chapter  1
15 Pages

Thomas Adès in the 1990s

The announcement in late November 1999 that Thomas Ades was to receive the 2000 Grawemeyer Award, the largest prize available to a classical composer, provided confirmation of Ades's increasing international reputation.

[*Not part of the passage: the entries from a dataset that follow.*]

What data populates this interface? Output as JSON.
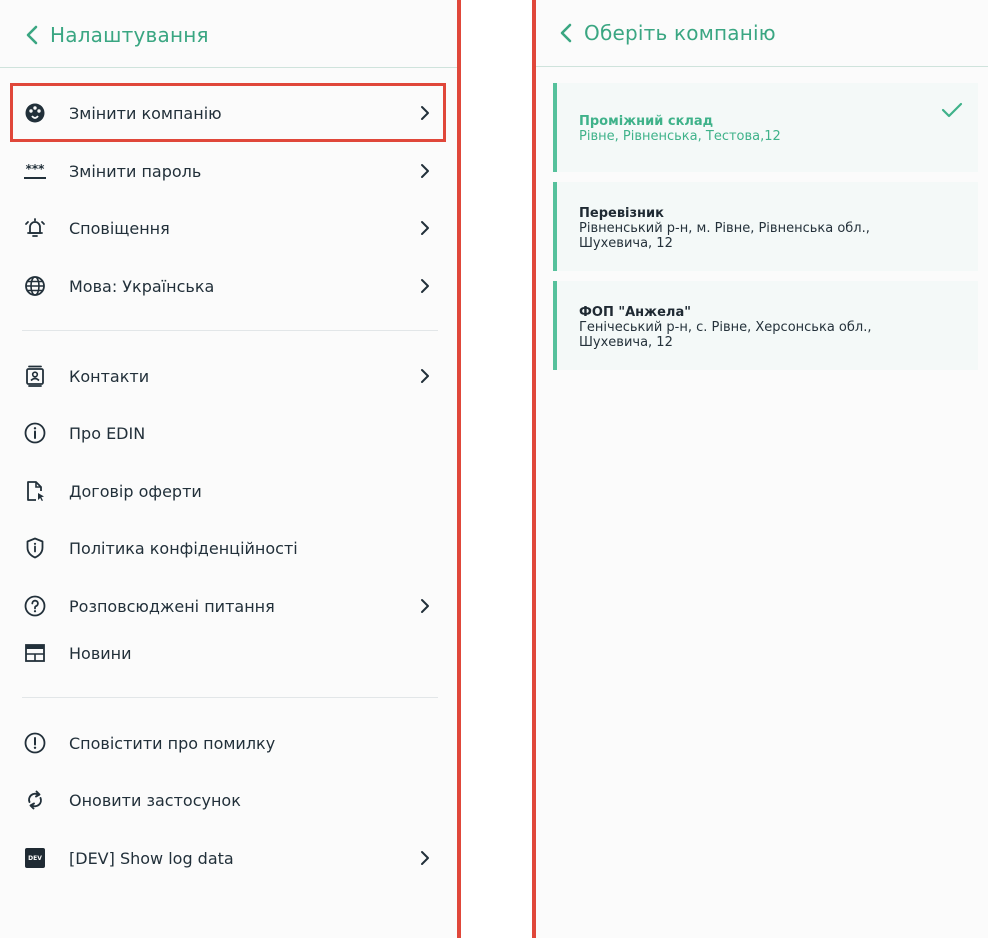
{
  "settings": {
    "title": "Налаштування",
    "items": [
      {
        "label": "Змінити компанію"
      },
      {
        "label": "Змінити пароль"
      },
      {
        "label": "Сповіщення"
      },
      {
        "label": "Мова: Українська"
      },
      {
        "label": "Контакти"
      },
      {
        "label": "Про EDIN"
      },
      {
        "label": "Договір оферти"
      },
      {
        "label": "Політика конфіденційності"
      },
      {
        "label": "Розповсюджені питання"
      },
      {
        "label": "Новини"
      },
      {
        "label": "Сповістити про помилку"
      },
      {
        "label": "Оновити застосунок"
      },
      {
        "label": "[DEV] Show log data"
      }
    ],
    "password_mask": "***",
    "dev_badge": "DEV"
  },
  "companies": {
    "title": "Оберіть компанію",
    "list": [
      {
        "name": "Проміжний склад",
        "address": "Рівне, Рівненська, Тестова,12"
      },
      {
        "name": "Перевізник",
        "address": "Рівненський р-н, м. Рівне, Рівненська обл., Шухевича, 12"
      },
      {
        "name": "ФОП \"Анжела\"",
        "address": "Генічеський р-н, с. Рівне, Херсонська обл., Шухевича, 12"
      }
    ]
  },
  "colors": {
    "accent": "#3aa682",
    "highlight": "#e0473a",
    "card_border": "#56c19c"
  },
  "icons": {
    "back": "chevron-left-icon",
    "chevron": "chevron-right-icon",
    "check": "check-icon"
  }
}
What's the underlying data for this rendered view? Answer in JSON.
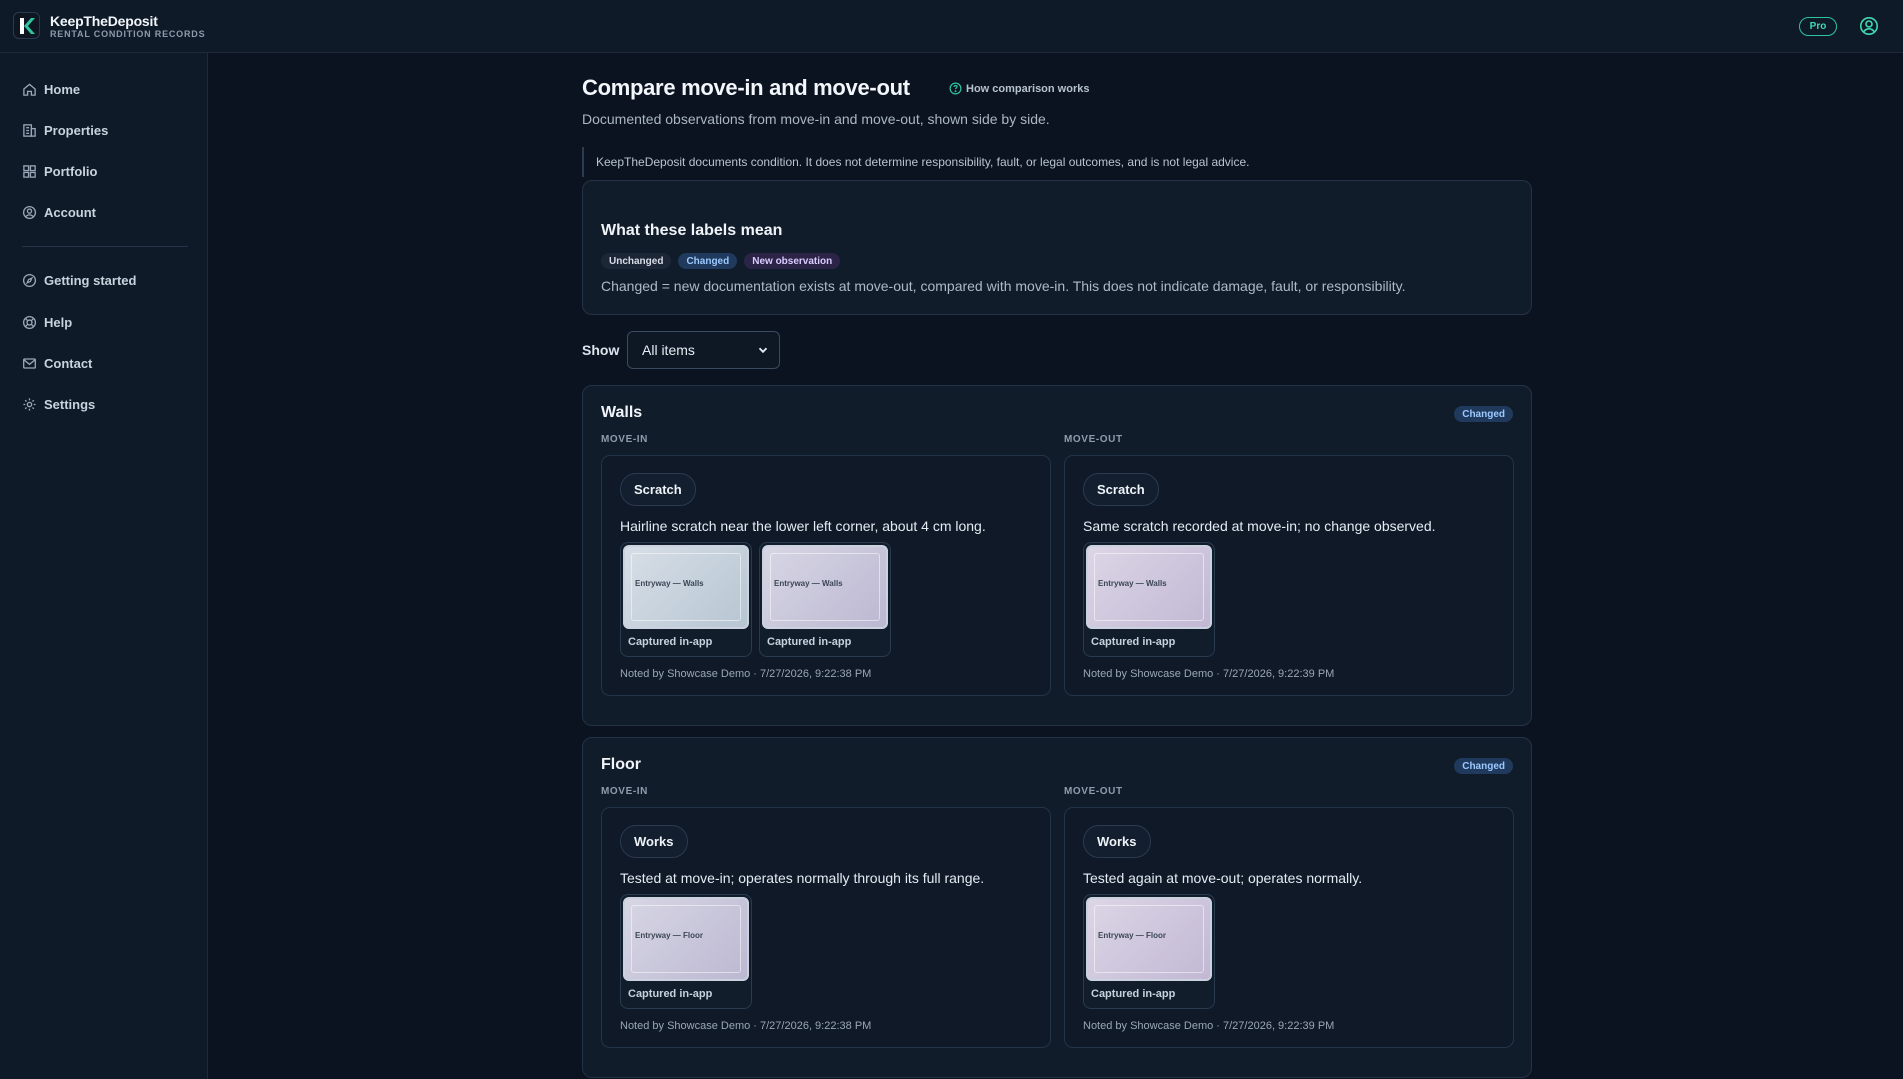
{
  "header": {
    "brand_name": "KeepTheDeposit",
    "brand_sub": "RENTAL CONDITION RECORDS",
    "plan_badge": "Pro",
    "accent_color": "#2ec4a0"
  },
  "sidebar": {
    "primary": [
      {
        "label": "Home",
        "icon": "home-icon"
      },
      {
        "label": "Properties",
        "icon": "building-icon"
      },
      {
        "label": "Portfolio",
        "icon": "grid-icon"
      },
      {
        "label": "Account",
        "icon": "user-circle-icon"
      }
    ],
    "secondary": [
      {
        "label": "Getting started",
        "icon": "compass-icon"
      },
      {
        "label": "Help",
        "icon": "lifebuoy-icon"
      },
      {
        "label": "Contact",
        "icon": "mail-icon"
      },
      {
        "label": "Settings",
        "icon": "gear-icon"
      }
    ]
  },
  "main": {
    "title": "Compare move-in and move-out",
    "how_link": "How comparison works",
    "subtitle": "Documented observations from move-in and move-out, shown side by side.",
    "disclaimer": "KeepTheDeposit documents condition. It does not determine responsibility, fault, or legal outcomes, and is not legal advice.",
    "labels_card": {
      "title": "What these labels mean",
      "chips": [
        "Unchanged",
        "Changed",
        "New observation"
      ],
      "description": "Changed = new documentation exists at move-out, compared with move-in. This does not indicate damage, fault, or responsibility."
    },
    "filter": {
      "label": "Show",
      "selected": "All items"
    }
  },
  "sections": [
    {
      "title": "Walls",
      "badge": "Changed",
      "move_in": {
        "column_label": "MOVE-IN",
        "chip": "Scratch",
        "text": "Hairline scratch near the lower left corner, about 4 cm long.",
        "photos": [
          {
            "title": "Entryway — Walls",
            "caption": "Captured in-app"
          },
          {
            "title": "Entryway — Walls",
            "caption": "Captured in-app"
          }
        ],
        "noted": "Noted by Showcase Demo · 7/27/2026, 9:22:38 PM"
      },
      "move_out": {
        "column_label": "MOVE-OUT",
        "chip": "Scratch",
        "text": "Same scratch recorded at move-in; no change observed.",
        "photos": [
          {
            "title": "Entryway — Walls",
            "caption": "Captured in-app"
          }
        ],
        "noted": "Noted by Showcase Demo · 7/27/2026, 9:22:39 PM"
      }
    },
    {
      "title": "Floor",
      "badge": "Changed",
      "move_in": {
        "column_label": "MOVE-IN",
        "chip": "Works",
        "text": "Tested at move-in; operates normally through its full range.",
        "photos": [
          {
            "title": "Entryway — Floor",
            "caption": "Captured in-app"
          }
        ],
        "noted": "Noted by Showcase Demo · 7/27/2026, 9:22:38 PM"
      },
      "move_out": {
        "column_label": "MOVE-OUT",
        "chip": "Works",
        "text": "Tested again at move-out; operates normally.",
        "photos": [
          {
            "title": "Entryway — Floor",
            "caption": "Captured in-app"
          }
        ],
        "noted": "Noted by Showcase Demo · 7/27/2026, 9:22:39 PM"
      }
    }
  ]
}
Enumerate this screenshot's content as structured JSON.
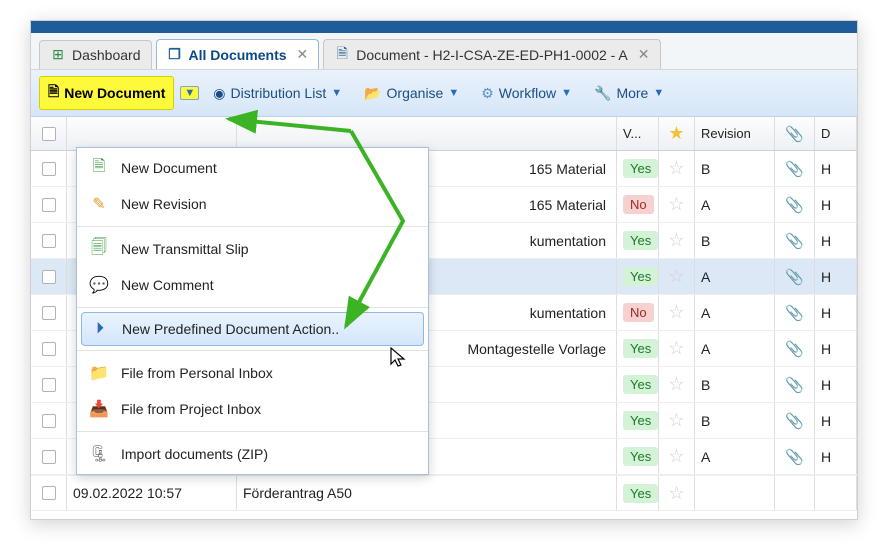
{
  "tabs": [
    {
      "label": "Dashboard",
      "icon": "⊞"
    },
    {
      "label": "All Documents",
      "icon": "📄",
      "active": true,
      "closable": true
    },
    {
      "label": "Document - H2-I-CSA-ZE-ED-PH1-0002 - A",
      "icon": "📄",
      "closable": true
    }
  ],
  "toolbar": {
    "new_document": "New Document",
    "distribution": "Distribution List",
    "organise": "Organise",
    "workflow": "Workflow",
    "more": "More"
  },
  "columns": {
    "v": "V...",
    "rev": "Revision",
    "d": "D"
  },
  "rows": [
    {
      "desc_trunc": "165 Material",
      "yn": "Yes",
      "rev": "B",
      "d": "H"
    },
    {
      "desc_trunc": "165 Material",
      "yn": "No",
      "rev": "A",
      "d": "H"
    },
    {
      "desc_trunc": "kumentation",
      "yn": "Yes",
      "rev": "B",
      "d": "H"
    },
    {
      "desc_trunc": "",
      "yn": "Yes",
      "rev": "A",
      "d": "H",
      "selected": true
    },
    {
      "desc_trunc": "kumentation",
      "yn": "No",
      "rev": "A",
      "d": "H"
    },
    {
      "desc_trunc": "Montagestelle Vorlage",
      "yn": "Yes",
      "rev": "A",
      "d": "H"
    },
    {
      "desc_trunc": "",
      "yn": "Yes",
      "rev": "B",
      "d": "H"
    },
    {
      "desc_trunc": "",
      "yn": "Yes",
      "rev": "B",
      "d": "H"
    },
    {
      "desc_trunc": "",
      "yn": "Yes",
      "rev": "A",
      "d": "H"
    }
  ],
  "bottom_row": {
    "date": "09.02.2022 10:57",
    "desc": "Förderantrag A50",
    "yn": "Yes"
  },
  "dropdown": {
    "new_document": "New Document",
    "new_revision": "New Revision",
    "new_transmittal": "New Transmittal Slip",
    "new_comment": "New Comment",
    "predefined": "New Predefined Document Action..",
    "personal_inbox": "File from Personal Inbox",
    "project_inbox": "File from Project Inbox",
    "import_zip": "Import documents (ZIP)"
  },
  "arrow_color": "#3bb324"
}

The Grawemeyer Award, in recognition of an 'outstanding achievement by a living composer in a large musical genre', and judged solely on 'excellence and originality', was awarded for Ades's 1997 orchestral work Asyla Op. 17. Asyla had been commissioned by the John Feeney Charitable Trust for the City of Birmingham Symphony Orchestra, who premiered it, with Sir Simon Rattle conducting, on 1 October 1997. Much has been made in Asyla's promotion and reception of its title, which is the plural of 'asylum'. Arnold Whittall cites Asyla and Living Toys Op. 9 as examples of Ades's 'use of titles to establish allusions to extramusical factors'. The instant success of Asyla, and its ability to command critical attention, reflects something of Ades's own phenomenal rise to prominence.